"I'll watch the ski jumping, but just before the skiers get to the end of the ramp, I close my eyes," she told me.
"However, I'm not looking forward to the biographies of athletes that are filmed ahead of time," she said. "They're all the same. There is lots of snow and a pale winter sun as they get out of their small foreign cars and go into their homes. The background music has lots of violins with a melodic line that is plaintive and vaguely sad.
"They film the players going to practice practically in the middle of the night or at dawn. No other athletes are there and they make it look lonely. If he or she is skating, they fall down and get up demonstrating that they can triumph over adversity."
"Then, they spend a lot of time talking about the near career-ending injury that needed months of rehab. They film him or her in a gym sweating while lifting weights."
"And, their parents had to spend their retirement funds."
"In the end, we don't know much about them, their hobbies, what books they read, their favorite movies or what they hope to do in the future."
I don't enjoy the unnecessarily dramatic biography either, I agreed. It would be interesting if a reporter had to do a biographic sketch of an athlete who did not triumph over a career-threatening injury and had someone pay for everything.
It's every television sports reporter's nightmare and might go like this:
Reporter: "How old were you when you started skating?"
Athlete: "I was 7. I liked it and kept on going and here I am."
Reporter: "Were you ever injured?"
Athlete: "I fell off my bike when I was 10."
Reporter: "What kind of training do you do? Do you have a coach that helped you achieve your goal to make the Olympic team?
Athlete: "I go to the gym every day about 9 a.m. for an hour. I run at our local activity center every evening. There are a lot of senior citizens who walk there. They are very nice and encourage me. One lady made cookies for me. My coach also coaches other skaters. He's nice, too. Of course, I spend lots of hours skating."
Reporter: "I'm sure your parents sacrificed a lot."
Athlete: "Grandpa pays for my training and my expenses. My dad sells insurance so his schedule is flexible. He comes to watch me compete, but not all the time. Mom, now that she's not busy raising me and my brother, has a part-time job as a secretary."
Reporter: "Were you a good student?"

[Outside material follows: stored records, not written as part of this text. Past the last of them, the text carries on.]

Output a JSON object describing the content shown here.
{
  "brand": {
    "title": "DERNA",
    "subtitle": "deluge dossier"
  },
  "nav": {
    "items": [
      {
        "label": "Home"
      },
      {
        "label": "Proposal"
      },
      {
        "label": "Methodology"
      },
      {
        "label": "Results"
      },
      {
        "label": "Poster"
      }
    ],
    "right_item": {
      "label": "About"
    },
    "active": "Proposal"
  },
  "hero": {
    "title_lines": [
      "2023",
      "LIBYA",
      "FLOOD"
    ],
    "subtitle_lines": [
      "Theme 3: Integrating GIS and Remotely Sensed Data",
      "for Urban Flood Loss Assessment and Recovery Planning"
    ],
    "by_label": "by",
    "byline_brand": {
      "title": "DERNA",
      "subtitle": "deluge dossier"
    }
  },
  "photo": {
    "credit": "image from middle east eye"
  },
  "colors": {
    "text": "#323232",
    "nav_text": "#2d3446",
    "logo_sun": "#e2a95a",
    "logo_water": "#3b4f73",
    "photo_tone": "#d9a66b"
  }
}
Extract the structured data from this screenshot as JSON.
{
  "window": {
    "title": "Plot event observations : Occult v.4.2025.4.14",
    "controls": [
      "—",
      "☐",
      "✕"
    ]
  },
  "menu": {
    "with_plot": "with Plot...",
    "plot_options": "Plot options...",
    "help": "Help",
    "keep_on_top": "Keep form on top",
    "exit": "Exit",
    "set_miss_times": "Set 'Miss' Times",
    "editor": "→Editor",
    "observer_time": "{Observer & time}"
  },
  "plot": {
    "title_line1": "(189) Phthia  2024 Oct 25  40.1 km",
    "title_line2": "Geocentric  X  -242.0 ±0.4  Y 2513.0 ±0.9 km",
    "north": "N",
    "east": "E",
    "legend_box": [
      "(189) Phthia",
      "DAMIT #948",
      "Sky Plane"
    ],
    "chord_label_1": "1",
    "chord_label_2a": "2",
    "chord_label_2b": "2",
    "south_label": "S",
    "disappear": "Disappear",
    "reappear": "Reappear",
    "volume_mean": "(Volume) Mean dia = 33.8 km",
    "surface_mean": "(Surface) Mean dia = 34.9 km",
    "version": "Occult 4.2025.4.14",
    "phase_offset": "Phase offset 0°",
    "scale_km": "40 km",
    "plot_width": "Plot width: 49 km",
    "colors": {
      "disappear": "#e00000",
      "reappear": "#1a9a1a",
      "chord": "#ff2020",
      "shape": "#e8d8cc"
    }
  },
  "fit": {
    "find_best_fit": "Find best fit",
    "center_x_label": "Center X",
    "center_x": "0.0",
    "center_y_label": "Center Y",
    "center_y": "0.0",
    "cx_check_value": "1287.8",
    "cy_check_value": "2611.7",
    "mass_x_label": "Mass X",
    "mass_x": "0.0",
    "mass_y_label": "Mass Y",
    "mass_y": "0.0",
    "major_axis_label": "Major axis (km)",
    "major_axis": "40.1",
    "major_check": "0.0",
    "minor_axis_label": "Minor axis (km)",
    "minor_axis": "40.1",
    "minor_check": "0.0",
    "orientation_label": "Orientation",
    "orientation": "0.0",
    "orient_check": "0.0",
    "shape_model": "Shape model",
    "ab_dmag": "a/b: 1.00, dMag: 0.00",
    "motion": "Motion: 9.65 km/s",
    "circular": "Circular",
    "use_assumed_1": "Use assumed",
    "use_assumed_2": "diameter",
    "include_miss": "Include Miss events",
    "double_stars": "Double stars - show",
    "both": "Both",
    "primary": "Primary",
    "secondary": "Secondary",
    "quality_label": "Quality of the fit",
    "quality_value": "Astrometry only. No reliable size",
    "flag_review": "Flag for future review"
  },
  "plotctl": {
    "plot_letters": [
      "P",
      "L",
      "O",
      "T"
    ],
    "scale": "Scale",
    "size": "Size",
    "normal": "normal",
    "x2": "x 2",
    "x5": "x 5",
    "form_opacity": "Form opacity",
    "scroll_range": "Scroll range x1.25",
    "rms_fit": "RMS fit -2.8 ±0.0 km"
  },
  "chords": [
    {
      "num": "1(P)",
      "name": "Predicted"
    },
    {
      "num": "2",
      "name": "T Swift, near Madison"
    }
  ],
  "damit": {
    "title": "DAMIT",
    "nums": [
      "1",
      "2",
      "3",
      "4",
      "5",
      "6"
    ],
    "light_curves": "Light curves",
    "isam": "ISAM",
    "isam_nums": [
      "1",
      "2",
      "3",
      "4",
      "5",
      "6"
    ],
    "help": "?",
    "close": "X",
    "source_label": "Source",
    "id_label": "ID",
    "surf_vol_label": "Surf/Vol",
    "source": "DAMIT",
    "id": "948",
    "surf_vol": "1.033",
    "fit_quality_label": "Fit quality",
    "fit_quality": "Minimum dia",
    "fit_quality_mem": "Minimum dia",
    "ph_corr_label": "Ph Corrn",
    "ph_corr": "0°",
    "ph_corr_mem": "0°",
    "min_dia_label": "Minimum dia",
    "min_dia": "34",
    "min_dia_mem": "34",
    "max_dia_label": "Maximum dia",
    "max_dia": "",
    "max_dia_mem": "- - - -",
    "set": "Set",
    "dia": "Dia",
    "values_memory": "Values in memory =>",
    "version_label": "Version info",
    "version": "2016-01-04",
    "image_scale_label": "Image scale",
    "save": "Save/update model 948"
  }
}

Reporter: "Let me guess. You majored in American history with a minor in English and you plan to go into the insurance business after you marry your childhood sweetheart who is an accountant?"
Athlete: "That's right! When will my interview be shown?"
Reporter: "I'll get back to you."